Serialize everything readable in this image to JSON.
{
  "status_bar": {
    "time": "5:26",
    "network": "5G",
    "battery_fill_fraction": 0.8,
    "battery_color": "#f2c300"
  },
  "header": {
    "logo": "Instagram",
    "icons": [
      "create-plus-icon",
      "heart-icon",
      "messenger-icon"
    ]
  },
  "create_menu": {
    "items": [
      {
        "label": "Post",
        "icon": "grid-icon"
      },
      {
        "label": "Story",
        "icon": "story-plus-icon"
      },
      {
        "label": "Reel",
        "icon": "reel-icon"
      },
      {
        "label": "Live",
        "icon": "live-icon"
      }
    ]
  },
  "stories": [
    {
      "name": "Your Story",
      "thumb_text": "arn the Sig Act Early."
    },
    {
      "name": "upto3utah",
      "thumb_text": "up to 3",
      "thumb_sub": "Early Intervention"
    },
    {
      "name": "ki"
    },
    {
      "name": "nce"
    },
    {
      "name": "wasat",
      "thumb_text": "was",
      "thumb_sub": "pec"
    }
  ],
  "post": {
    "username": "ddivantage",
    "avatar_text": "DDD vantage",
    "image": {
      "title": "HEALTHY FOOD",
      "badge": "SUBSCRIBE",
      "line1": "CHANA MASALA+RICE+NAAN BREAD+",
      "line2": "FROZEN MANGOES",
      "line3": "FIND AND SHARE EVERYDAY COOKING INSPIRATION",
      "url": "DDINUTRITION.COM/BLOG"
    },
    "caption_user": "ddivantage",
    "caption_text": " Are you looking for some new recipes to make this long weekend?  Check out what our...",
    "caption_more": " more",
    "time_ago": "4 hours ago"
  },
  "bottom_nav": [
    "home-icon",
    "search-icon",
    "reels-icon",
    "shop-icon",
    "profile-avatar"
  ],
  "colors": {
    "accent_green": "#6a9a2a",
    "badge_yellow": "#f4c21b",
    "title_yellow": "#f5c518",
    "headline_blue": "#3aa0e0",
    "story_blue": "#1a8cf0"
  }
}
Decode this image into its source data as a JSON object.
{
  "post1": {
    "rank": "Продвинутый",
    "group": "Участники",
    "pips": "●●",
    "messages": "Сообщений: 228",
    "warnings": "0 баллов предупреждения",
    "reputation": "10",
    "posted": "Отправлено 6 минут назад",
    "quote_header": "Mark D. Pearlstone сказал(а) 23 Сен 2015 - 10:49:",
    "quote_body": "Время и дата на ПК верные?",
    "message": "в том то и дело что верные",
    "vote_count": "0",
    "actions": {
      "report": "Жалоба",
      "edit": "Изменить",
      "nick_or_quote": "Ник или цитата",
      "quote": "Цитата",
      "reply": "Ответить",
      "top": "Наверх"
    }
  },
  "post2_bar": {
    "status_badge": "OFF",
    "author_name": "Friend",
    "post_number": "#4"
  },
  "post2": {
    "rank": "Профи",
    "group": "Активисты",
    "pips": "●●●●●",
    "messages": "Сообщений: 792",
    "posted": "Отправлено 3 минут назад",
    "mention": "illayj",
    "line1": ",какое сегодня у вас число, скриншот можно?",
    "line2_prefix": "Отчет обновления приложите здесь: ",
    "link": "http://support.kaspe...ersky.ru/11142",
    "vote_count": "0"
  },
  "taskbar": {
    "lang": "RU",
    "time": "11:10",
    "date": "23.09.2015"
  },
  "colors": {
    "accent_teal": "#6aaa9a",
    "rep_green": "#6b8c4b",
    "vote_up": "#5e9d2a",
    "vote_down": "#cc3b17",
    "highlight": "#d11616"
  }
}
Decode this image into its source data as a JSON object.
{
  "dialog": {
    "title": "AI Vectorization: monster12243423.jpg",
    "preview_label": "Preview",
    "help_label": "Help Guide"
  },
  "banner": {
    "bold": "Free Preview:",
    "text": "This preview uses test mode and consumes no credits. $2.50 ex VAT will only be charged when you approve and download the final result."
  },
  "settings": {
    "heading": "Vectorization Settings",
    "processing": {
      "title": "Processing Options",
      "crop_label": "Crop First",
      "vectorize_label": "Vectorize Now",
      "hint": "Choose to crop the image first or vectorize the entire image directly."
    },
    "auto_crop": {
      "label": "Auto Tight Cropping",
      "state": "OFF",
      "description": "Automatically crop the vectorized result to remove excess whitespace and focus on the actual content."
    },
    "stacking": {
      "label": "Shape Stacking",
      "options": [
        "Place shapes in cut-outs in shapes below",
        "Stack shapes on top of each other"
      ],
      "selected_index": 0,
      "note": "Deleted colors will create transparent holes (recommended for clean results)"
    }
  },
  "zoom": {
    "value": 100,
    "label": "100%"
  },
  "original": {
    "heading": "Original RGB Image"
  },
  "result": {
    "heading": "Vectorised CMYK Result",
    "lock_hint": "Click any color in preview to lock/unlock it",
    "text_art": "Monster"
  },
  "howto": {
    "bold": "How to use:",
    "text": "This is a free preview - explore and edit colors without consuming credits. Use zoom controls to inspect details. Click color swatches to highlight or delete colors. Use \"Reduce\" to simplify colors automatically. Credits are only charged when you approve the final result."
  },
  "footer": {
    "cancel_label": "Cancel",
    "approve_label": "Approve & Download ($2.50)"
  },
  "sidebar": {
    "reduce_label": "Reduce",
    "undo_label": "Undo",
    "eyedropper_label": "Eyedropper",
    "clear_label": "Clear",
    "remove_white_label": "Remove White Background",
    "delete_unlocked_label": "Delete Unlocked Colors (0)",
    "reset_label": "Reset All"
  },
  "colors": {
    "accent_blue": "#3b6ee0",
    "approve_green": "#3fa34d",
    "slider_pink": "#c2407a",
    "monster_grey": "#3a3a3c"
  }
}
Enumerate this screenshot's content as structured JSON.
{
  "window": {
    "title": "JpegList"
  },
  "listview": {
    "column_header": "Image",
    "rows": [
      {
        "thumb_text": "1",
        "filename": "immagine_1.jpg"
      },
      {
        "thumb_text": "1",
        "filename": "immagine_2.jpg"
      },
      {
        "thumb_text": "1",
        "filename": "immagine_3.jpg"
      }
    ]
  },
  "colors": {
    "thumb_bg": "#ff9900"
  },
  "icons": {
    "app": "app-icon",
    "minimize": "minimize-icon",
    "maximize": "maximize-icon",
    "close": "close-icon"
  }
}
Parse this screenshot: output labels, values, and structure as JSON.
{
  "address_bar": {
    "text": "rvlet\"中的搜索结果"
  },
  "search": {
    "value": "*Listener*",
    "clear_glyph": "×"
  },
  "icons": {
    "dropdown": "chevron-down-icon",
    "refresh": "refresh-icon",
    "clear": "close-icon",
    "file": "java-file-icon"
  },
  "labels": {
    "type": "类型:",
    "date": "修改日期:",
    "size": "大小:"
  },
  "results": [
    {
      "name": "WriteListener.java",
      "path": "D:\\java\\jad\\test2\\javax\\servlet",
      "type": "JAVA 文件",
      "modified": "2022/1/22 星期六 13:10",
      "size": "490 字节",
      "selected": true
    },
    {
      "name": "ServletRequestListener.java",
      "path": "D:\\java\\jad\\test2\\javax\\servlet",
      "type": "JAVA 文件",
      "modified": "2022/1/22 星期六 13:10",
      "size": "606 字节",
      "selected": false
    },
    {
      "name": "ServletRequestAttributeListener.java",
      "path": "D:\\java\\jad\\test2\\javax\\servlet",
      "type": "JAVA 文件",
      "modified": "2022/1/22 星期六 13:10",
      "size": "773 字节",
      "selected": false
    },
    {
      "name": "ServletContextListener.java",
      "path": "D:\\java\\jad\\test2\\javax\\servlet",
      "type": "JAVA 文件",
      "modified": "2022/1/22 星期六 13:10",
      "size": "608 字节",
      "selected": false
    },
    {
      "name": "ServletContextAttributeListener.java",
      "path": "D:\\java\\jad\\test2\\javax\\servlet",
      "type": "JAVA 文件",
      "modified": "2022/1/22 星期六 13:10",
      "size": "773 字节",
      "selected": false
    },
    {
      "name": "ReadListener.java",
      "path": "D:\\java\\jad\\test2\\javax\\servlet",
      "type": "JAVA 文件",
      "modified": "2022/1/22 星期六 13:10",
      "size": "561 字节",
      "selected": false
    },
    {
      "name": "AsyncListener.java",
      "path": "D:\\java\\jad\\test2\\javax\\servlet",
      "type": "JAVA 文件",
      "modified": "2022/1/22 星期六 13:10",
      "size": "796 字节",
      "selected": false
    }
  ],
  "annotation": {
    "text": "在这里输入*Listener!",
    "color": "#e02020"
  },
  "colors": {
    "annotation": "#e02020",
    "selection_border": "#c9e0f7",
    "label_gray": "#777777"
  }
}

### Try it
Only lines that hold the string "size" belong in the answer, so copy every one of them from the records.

### Final answer
    "size": "大小:"
      "size": "490 字节",
      "size": "606 字节",
      "size": "773 字节",
      "size": "608 字节",
      "size": "773 字节",
      "size": "561 字节",
      "size": "796 字节",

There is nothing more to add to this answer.